- Working data:
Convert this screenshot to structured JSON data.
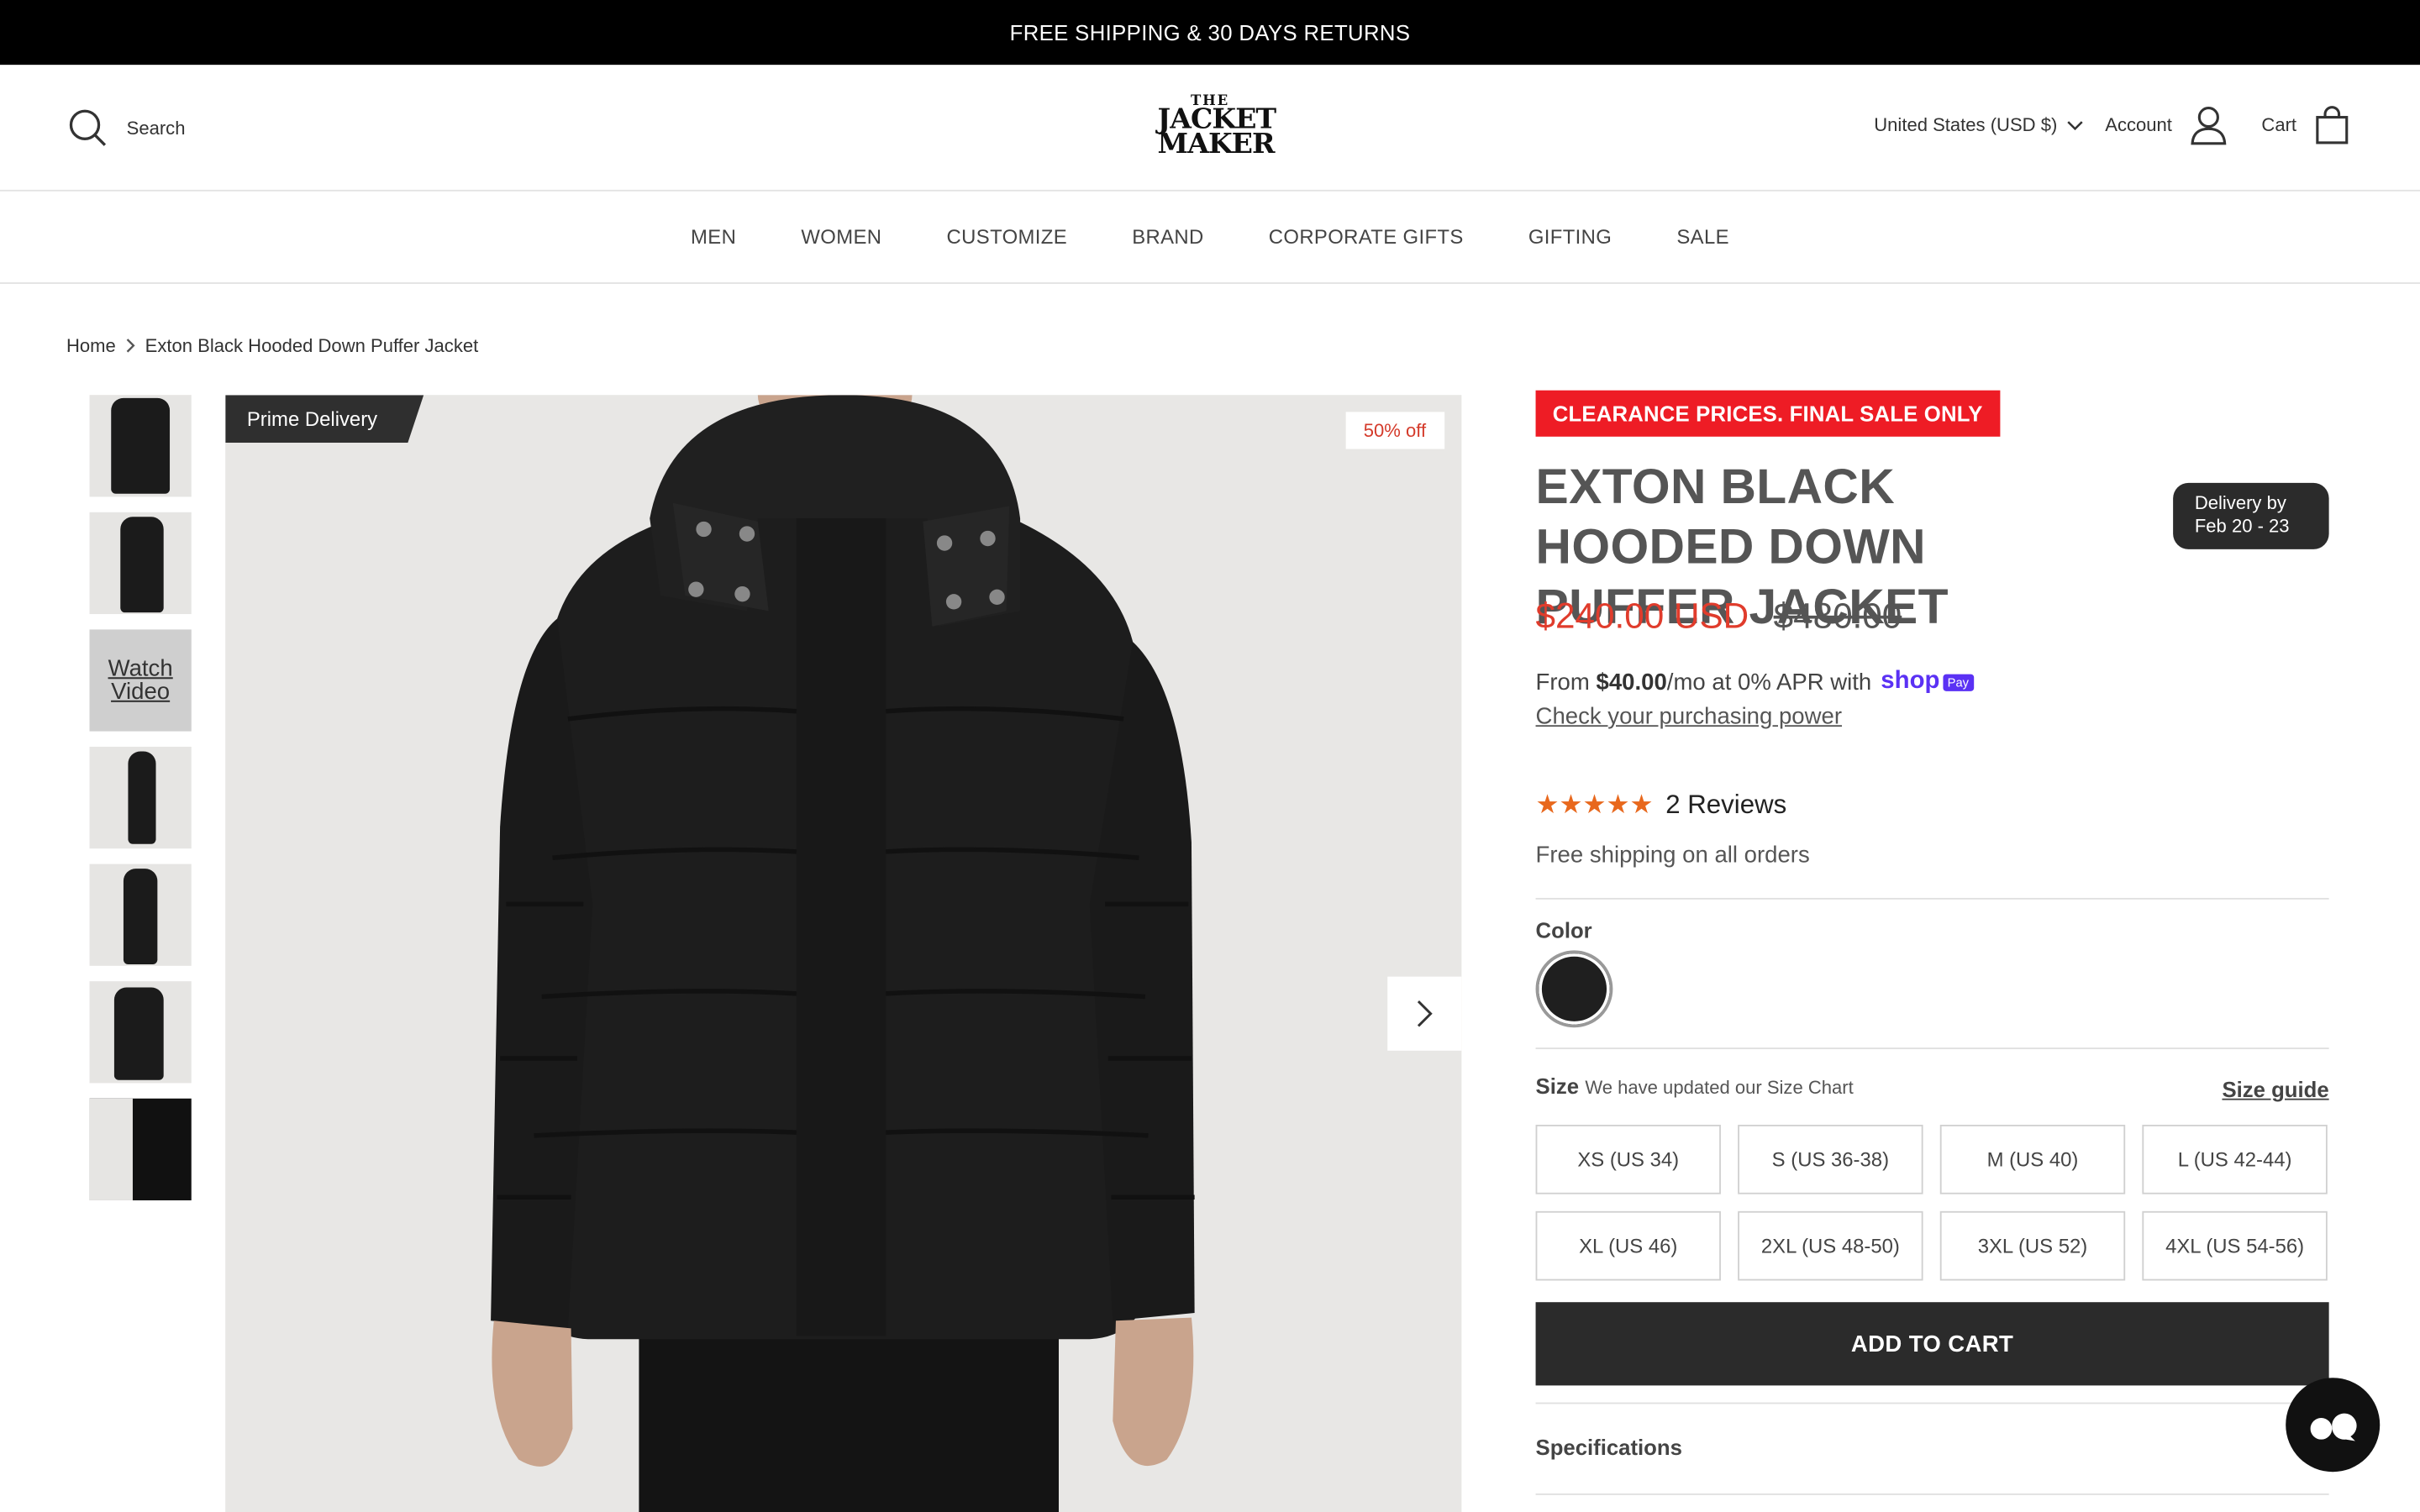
{
  "announcement": "FREE SHIPPING & 30 DAYS RETURNS",
  "header": {
    "search_label": "Search",
    "logo": {
      "line1": "THE",
      "line2": "JACKET",
      "line3": "MAKER"
    },
    "country": "United States (USD $)",
    "account_label": "Account",
    "cart_label": "Cart"
  },
  "nav": [
    "MEN",
    "WOMEN",
    "CUSTOMIZE",
    "BRAND",
    "CORPORATE GIFTS",
    "GIFTING",
    "SALE"
  ],
  "breadcrumb": {
    "home": "Home",
    "current": "Exton Black Hooded Down Puffer Jacket"
  },
  "gallery": {
    "video_label_1": "Watch",
    "video_label_2": "Video",
    "badge_left": "Prime Delivery",
    "badge_right": "50% off"
  },
  "product": {
    "clearance": "CLEARANCE PRICES. FINAL SALE ONLY",
    "title": "EXTON BLACK HOODED DOWN PUFFER JACKET",
    "delivery_line1": "Delivery by",
    "delivery_line2": "Feb 20 - 23",
    "price": "$240.00 USD",
    "compare_price": "$480.00",
    "shoppay_prefix": "From ",
    "shoppay_amount": "$40.00",
    "shoppay_suffix": "/mo at 0% APR with",
    "shoppay_brand": "shop",
    "shoppay_pay": "Pay",
    "purchasing_power": "Check your purchasing power",
    "stars": "★★★★★",
    "rating": 5,
    "reviews": "2 Reviews",
    "free_shipping": "Free shipping on all orders",
    "color_label": "Color",
    "size_label": "Size",
    "size_note": "We have updated our Size Chart",
    "size_guide": "Size guide",
    "sizes": [
      "XS (US 34)",
      "S (US 36-38)",
      "M (US 40)",
      "L (US 42-44)",
      "XL (US 46)",
      "2XL (US 48-50)",
      "3XL (US 52)",
      "4XL (US 54-56)"
    ],
    "add_to_cart": "ADD TO CART",
    "specifications": "Specifications"
  },
  "colors": {
    "accent_red": "#ee1c25",
    "sale_price": "#e03c2c",
    "stars": "#e8681d",
    "shoppay": "#5a31f4",
    "button_dark": "#2b2b2b"
  }
}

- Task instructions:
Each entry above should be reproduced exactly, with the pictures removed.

- Finished exercise:
Convert this screenshot to structured JSON data.
{
  "announcement": "FREE SHIPPING & 30 DAYS RETURNS",
  "header": {
    "search_label": "Search",
    "logo": {
      "line1": "THE",
      "line2": "JACKET",
      "line3": "MAKER"
    },
    "country": "United States (USD $)",
    "account_label": "Account",
    "cart_label": "Cart"
  },
  "nav": [
    "MEN",
    "WOMEN",
    "CUSTOMIZE",
    "BRAND",
    "CORPORATE GIFTS",
    "GIFTING",
    "SALE"
  ],
  "breadcrumb": {
    "home": "Home",
    "current": "Exton Black Hooded Down Puffer Jacket"
  },
  "gallery": {
    "video_label_1": "Watch",
    "video_label_2": "Video",
    "badge_left": "Prime Delivery",
    "badge_right": "50% off"
  },
  "product": {
    "clearance": "CLEARANCE PRICES. FINAL SALE ONLY",
    "title": "EXTON BLACK HOODED DOWN PUFFER JACKET",
    "delivery_line1": "Delivery by",
    "delivery_line2": "Feb 20 - 23",
    "price": "$240.00 USD",
    "compare_price": "$480.00",
    "shoppay_prefix": "From ",
    "shoppay_amount": "$40.00",
    "shoppay_suffix": "/mo at 0% APR with",
    "shoppay_brand": "shop",
    "shoppay_pay": "Pay",
    "purchasing_power": "Check your purchasing power",
    "stars": "★★★★★",
    "rating": 5,
    "reviews": "2 Reviews",
    "free_shipping": "Free shipping on all orders",
    "color_label": "Color",
    "size_label": "Size",
    "size_note": "We have updated our Size Chart",
    "size_guide": "Size guide",
    "sizes": [
      "XS (US 34)",
      "S (US 36-38)",
      "M (US 40)",
      "L (US 42-44)",
      "XL (US 46)",
      "2XL (US 48-50)",
      "3XL (US 52)",
      "4XL (US 54-56)"
    ],
    "add_to_cart": "ADD TO CART",
    "specifications": "Specifications"
  },
  "colors": {
    "accent_red": "#ee1c25",
    "sale_price": "#e03c2c",
    "stars": "#e8681d",
    "shoppay": "#5a31f4",
    "button_dark": "#2b2b2b"
  }
}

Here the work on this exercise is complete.